The facility, one of Canada’s oldest having begun production of McLaughlin Buicks in 1907, currently builds the Buick Regal, Cadillac XTS, and Chevrolet Impala on the flex line and the Chevrolet Equinox on the consolidated line.
Under the terms of the newly ratified labour agreement, GM will invest $400 million in facilities, tools, machinery and equipment to add capability to the flex line to accommodate production of both cars and trucks, which will make it the only facility in North America capable of doing so.
GM’s investment commitment also includes a mid-cycle enhancement and extension of the Cadillac XTS and extension of the Chevrolet Impala. A new model has been promised to the facility, though no specifics have yet been confirmed.
However, plans continue to end production on the consolidated line in 2017 as GM’s CAMI Assembly in Ingersoll, Ont., assumes full responsibility for building the new generation of the Chevrolet Equinox. The consolidated line is not “flexible,” being capable of building only one vehicle model at a time.
With facilities spread over about 700 acres and totalling eight million square feet (743,000 square metres) – 5.1 million (474,000 square metres) for manufacturing operations and 2.9 million (269,000 square metres) for supplier truck parking and manoeuvering – the facility currently employs 2,700 people and is supplied with more than 8,300 unique parts by more than 880 vendors.
Oshawa Assembly has been responsible for producing a number of GM’s more memorable models over the years, including the Chevrolet Caprice Classic, Chevrolet Bel Air, Buick Century, and Chevrolet Camaro.
Since 1999, it has received nine awards for plant quality – four gold, four silver and one bronze – in the annual J.D. Power and Associates Initial Quality Study.
It was also the site of one of the most significant labour disruptions in Canadian history. In 1937, more than 4,000 employees went on strike from April 8 to 23 demanding concessions such as an eight-hour work day, better wages and working conditions, and recognition of United Automobile Workers Local 222, which continues to represent the facility’s workers to this day.

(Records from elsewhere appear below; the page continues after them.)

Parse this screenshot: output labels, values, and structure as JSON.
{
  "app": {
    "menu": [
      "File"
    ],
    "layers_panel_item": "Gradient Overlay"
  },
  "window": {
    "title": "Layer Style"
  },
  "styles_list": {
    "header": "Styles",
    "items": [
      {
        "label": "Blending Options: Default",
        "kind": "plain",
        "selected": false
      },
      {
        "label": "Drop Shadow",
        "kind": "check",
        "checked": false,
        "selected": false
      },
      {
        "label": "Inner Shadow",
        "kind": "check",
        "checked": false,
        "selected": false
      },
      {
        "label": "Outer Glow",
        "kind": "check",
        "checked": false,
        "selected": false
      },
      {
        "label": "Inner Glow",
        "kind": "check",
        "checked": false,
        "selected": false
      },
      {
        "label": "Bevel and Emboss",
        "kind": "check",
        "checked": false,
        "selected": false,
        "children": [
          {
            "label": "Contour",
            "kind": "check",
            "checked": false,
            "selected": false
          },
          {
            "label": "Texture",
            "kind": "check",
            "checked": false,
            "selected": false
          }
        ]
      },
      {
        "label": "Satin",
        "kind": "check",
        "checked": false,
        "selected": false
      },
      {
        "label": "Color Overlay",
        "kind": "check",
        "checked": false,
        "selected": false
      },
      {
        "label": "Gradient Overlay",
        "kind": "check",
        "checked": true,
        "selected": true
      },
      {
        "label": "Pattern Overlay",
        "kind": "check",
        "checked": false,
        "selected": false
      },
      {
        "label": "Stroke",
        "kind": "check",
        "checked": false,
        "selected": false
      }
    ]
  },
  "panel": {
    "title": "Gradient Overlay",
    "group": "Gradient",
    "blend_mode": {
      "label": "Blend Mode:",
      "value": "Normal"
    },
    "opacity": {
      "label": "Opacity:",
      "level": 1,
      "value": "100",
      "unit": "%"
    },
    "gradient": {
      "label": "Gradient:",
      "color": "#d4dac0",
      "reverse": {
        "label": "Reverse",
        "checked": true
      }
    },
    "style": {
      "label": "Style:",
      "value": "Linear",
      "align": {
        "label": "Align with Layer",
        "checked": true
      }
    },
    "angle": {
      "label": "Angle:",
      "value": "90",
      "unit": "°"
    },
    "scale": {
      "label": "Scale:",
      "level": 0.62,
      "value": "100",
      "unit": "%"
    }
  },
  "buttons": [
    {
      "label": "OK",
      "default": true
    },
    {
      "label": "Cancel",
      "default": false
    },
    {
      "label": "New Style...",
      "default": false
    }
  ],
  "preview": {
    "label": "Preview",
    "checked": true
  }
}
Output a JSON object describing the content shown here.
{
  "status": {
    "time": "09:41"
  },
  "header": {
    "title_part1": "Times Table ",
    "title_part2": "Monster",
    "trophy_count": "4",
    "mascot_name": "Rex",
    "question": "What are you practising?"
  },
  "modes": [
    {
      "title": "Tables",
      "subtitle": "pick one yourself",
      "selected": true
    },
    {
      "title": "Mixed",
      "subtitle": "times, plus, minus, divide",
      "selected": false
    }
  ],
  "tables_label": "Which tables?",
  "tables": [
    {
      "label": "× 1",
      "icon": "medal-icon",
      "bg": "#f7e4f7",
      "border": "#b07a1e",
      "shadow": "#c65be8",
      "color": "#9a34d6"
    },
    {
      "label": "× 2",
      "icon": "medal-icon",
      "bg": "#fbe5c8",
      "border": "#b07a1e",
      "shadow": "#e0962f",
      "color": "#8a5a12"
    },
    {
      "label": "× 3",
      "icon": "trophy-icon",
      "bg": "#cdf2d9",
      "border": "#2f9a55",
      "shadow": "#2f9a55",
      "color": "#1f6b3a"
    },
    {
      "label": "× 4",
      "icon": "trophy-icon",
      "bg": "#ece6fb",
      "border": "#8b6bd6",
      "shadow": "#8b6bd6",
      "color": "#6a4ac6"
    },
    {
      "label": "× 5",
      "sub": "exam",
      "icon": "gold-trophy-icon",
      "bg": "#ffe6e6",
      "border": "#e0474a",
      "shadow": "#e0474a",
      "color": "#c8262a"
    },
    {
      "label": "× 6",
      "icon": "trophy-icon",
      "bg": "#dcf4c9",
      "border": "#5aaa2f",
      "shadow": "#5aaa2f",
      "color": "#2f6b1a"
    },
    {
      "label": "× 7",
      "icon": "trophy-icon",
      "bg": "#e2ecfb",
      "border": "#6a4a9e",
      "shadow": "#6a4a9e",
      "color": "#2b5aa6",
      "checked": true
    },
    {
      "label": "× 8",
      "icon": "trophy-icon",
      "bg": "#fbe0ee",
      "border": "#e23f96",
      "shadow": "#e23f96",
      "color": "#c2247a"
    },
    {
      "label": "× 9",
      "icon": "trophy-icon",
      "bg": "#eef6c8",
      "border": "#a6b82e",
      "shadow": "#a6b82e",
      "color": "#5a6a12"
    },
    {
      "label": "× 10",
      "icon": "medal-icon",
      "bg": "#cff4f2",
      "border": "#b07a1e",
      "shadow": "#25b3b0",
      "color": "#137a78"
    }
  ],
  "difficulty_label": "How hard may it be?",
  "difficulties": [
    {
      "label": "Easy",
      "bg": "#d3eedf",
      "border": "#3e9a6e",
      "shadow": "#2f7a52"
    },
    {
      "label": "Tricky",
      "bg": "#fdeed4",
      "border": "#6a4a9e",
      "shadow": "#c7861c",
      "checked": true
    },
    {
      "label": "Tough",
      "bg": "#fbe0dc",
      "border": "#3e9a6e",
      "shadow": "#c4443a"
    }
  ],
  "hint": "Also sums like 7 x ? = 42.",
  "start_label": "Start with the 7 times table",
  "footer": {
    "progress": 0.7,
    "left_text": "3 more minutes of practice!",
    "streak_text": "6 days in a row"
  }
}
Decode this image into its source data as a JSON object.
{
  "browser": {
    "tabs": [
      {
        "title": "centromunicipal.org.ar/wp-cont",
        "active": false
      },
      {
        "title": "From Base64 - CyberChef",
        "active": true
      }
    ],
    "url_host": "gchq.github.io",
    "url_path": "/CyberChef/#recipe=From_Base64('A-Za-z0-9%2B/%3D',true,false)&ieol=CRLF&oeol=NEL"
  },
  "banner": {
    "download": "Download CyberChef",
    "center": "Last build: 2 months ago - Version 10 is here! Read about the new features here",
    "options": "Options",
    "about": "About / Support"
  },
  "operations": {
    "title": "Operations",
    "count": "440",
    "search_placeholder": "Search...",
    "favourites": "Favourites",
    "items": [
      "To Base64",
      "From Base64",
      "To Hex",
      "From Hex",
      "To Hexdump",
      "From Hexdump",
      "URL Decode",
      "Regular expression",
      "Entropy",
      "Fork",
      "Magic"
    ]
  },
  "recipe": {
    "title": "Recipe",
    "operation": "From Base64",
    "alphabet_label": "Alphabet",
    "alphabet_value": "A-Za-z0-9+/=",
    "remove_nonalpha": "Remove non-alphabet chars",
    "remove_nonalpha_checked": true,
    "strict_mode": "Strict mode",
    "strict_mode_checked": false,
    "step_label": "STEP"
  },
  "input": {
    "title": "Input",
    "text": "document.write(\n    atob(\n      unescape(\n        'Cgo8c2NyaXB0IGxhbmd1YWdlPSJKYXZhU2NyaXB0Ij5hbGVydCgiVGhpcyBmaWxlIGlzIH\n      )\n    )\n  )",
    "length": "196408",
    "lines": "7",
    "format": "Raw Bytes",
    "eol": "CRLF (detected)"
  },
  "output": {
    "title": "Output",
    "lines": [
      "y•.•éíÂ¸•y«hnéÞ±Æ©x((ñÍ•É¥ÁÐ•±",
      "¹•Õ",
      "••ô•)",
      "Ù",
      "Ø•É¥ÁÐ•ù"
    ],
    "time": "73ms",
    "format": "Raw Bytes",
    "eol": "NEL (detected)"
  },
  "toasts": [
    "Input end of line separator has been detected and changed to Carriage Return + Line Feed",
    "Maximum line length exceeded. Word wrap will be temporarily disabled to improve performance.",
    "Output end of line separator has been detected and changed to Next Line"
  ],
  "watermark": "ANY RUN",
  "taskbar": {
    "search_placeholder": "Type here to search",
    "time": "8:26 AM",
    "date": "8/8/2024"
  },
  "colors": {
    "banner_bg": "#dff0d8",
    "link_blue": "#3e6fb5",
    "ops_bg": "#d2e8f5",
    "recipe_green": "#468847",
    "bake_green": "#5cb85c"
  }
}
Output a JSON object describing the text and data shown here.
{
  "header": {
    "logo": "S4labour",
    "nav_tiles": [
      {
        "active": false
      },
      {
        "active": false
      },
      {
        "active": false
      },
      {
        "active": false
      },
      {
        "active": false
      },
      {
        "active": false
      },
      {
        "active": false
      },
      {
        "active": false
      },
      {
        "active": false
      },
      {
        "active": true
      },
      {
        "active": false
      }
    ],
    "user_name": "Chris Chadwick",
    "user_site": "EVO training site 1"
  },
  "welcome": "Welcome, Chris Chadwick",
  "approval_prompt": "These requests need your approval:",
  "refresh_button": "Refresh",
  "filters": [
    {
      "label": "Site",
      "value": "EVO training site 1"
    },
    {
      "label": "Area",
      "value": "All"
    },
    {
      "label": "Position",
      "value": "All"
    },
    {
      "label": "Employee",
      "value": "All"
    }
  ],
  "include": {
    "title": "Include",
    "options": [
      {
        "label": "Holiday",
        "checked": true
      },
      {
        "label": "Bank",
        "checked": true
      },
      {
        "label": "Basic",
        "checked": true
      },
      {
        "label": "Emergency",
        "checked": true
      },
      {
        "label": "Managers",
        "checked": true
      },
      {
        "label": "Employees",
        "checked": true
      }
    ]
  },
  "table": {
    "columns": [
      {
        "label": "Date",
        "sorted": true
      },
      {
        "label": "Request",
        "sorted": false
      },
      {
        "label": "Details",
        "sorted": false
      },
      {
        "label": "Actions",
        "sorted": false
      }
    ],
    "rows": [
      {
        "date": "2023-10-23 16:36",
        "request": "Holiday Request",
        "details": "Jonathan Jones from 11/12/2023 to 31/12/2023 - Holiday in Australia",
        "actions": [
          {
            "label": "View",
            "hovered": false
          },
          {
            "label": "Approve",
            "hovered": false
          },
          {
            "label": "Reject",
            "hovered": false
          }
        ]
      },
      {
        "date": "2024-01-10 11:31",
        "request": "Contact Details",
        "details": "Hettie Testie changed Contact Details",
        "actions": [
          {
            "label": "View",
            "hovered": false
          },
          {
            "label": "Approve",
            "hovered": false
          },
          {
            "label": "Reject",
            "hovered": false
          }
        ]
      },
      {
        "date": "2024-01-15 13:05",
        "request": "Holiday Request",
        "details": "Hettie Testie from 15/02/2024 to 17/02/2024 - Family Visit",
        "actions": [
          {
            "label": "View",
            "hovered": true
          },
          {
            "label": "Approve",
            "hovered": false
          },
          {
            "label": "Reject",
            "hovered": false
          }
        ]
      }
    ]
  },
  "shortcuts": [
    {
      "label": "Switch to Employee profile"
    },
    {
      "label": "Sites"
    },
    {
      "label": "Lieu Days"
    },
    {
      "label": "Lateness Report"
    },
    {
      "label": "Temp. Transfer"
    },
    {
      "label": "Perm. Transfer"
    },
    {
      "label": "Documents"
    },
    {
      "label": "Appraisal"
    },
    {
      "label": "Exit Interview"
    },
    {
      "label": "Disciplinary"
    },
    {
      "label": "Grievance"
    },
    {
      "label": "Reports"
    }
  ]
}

In its heyday in the 1980s, when it was known as the GM Autoplex and included Oshawa Truck Assembly (shuttered in 2009), the facility was one of the largest automotive production facilities on the planet, turning out as many as 730,000 vehicles each year.
General Motors declined to say how many vehicles the plant built last year but the Automotive News Data Center says Oshawa produced 274,538 vehicles in 2015.